- An increase in velocity and a remade repertoire: Giolito’s average fastball velocity clocked in below 93 mph from 2017-18. The mean has jumped to 94.5 mph this year, though, and he’s throwing the pitch far more often. After turning to the offering just under 40 percent of the time in 2018, Giolito has gone to it at a 55.2 percent rate this season. He has also bagged his sinker, which was his second-most common pitch a year ago, and thrown more change-ups and fewer breaking balls. Giolito’s three main pitches – his fastball, change and slider – have all been among the most effective in baseball so far, according to FanGraphs.

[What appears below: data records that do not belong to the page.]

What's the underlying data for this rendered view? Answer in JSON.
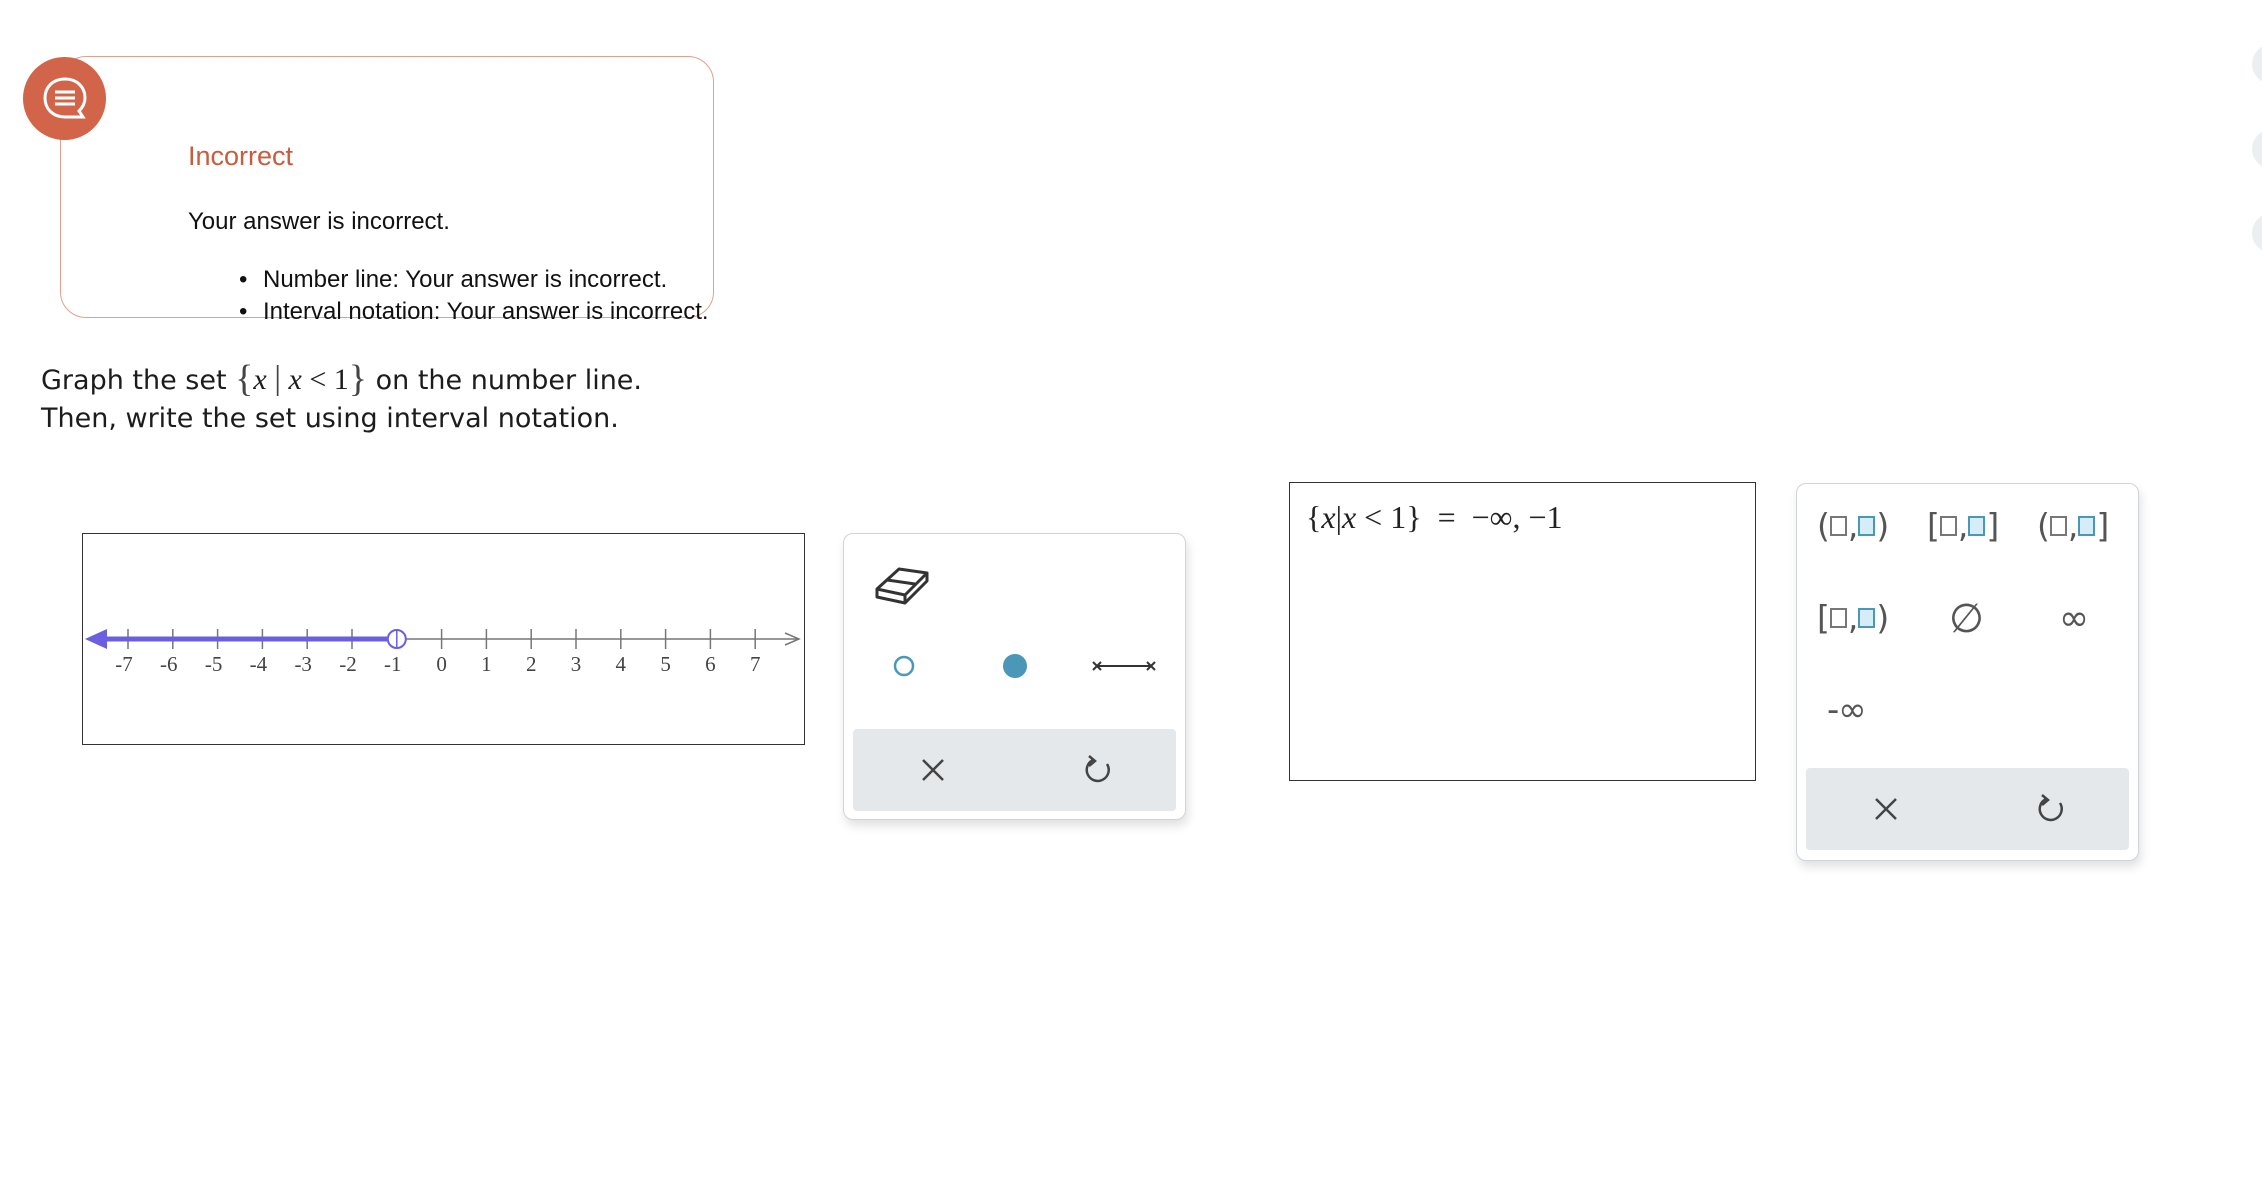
{
  "feedback": {
    "title": "Incorrect",
    "message": "Your answer is incorrect.",
    "items": [
      "Number line: Your answer is incorrect.",
      "Interval notation: Your answer is incorrect."
    ],
    "badge_icon": "chat-bubble-icon",
    "accent_color": "#d2644a"
  },
  "question": {
    "line1_prefix": "Graph the set ",
    "line1_suffix": " on the number line.",
    "set_var": "x",
    "set_cond_var": "x",
    "set_op": "<",
    "set_bound": "1",
    "line2": "Then, write the set using interval notation."
  },
  "number_line": {
    "min": -7,
    "max": 7,
    "ticks": [
      "-7",
      "-6",
      "-5",
      "-4",
      "-3",
      "-2",
      "-1",
      "0",
      "1",
      "2",
      "3",
      "4",
      "5",
      "6",
      "7"
    ],
    "graphed_ray": {
      "from": "-infinity",
      "to": -1,
      "endpoint": "open",
      "color": "#6a5fe0"
    }
  },
  "number_line_tools": {
    "items": [
      {
        "name": "eraser",
        "icon": "eraser-icon"
      },
      {
        "name": "open-endpoint",
        "icon": "open-circle-icon"
      },
      {
        "name": "closed-endpoint",
        "icon": "filled-circle-icon"
      },
      {
        "name": "segment",
        "icon": "segment-icon"
      }
    ],
    "footer": [
      {
        "name": "clear",
        "icon": "close-icon"
      },
      {
        "name": "undo",
        "icon": "undo-icon"
      }
    ],
    "accent_color": "#4a97b8"
  },
  "answer": {
    "lhs_open": "{",
    "lhs_var": "x",
    "lhs_bar": "|",
    "lhs_cond_var": "x",
    "lhs_op": "<",
    "lhs_bound": "1",
    "lhs_close": "}",
    "equals": "=",
    "value": "−∞, −1"
  },
  "interval_tools": {
    "open_open": [
      "(",
      ",",
      ")"
    ],
    "closed_closed": [
      "[",
      ",",
      "]"
    ],
    "open_closed": [
      "(",
      ",",
      "]"
    ],
    "closed_open": [
      "[",
      ",",
      ")"
    ],
    "empty_set": "∅",
    "infinity": "∞",
    "neg_infinity": "-∞",
    "footer": [
      {
        "name": "clear",
        "icon": "close-icon"
      },
      {
        "name": "undo",
        "icon": "undo-icon"
      }
    ]
  }
}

- Limiting contact: Giolito’s contact rate has dropped from 80.7 percent to 73.5 in a year’s time. While his groundball percentage simultaneously has fallen 8 percentage points (44.4 to 36.4), Giolito isn’t allowing high-impact fly balls. Not only is Giolito second in the majors in infield fly rate (17.5 percent), but his average FB distance against has plunged from 315 feet to 301. In the process, his wOBA/xwOBA tandem has gone from .345/.350 to .261/.277.
All things considered, it appears Giolito is evolving into one of baseball’s preeminent young starters and delivering on the considerable hype he garnered as a prospect. If true, he’ll be a long-term building block for the White Sox and one-fifth of what could be an exciting rotation for years to come. That will depend somewhat on whether Lopez, Dunning and top-end prospects Dylan Cease and Michael Kopech – who’s recovering from 2018 Tommy John surgery – pan out.
Photo courtesy of USA Today Sports Images.